------ RECORDED DATA
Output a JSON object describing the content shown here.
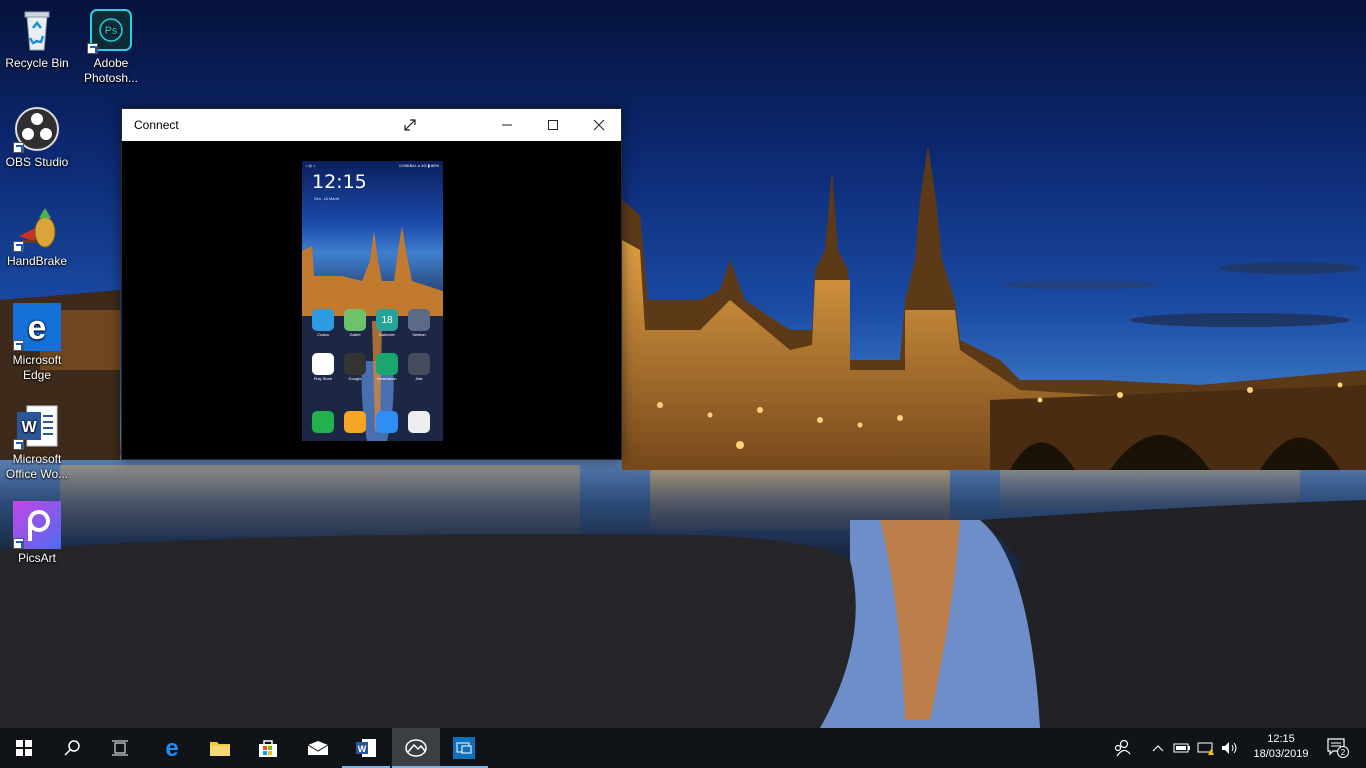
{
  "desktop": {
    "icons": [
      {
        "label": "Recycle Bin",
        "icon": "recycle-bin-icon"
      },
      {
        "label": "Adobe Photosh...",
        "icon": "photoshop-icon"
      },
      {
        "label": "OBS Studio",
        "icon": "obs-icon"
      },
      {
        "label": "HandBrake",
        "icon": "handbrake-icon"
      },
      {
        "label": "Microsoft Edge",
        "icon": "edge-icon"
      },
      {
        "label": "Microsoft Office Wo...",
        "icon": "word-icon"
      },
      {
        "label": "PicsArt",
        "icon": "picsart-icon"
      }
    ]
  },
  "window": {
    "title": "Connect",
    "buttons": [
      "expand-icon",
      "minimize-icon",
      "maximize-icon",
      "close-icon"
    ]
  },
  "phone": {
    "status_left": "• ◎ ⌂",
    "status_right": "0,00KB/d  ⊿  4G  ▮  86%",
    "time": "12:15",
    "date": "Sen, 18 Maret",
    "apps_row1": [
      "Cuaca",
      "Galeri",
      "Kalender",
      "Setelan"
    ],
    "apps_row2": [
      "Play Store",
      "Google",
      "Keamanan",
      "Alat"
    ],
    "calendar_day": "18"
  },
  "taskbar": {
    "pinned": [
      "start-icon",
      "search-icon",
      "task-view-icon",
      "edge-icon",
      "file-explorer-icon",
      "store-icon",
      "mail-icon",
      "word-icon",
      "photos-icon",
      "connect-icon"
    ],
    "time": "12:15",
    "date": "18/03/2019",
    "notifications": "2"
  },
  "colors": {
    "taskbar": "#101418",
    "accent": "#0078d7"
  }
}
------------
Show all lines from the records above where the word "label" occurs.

**REPLY**
        "label": "Recycle Bin",
        "label": "Adobe Photosh...",
        "label": "OBS Studio",
        "label": "HandBrake",
        "label": "Microsoft Edge",
        "label": "Microsoft Office Wo...",
        "label": "PicsArt",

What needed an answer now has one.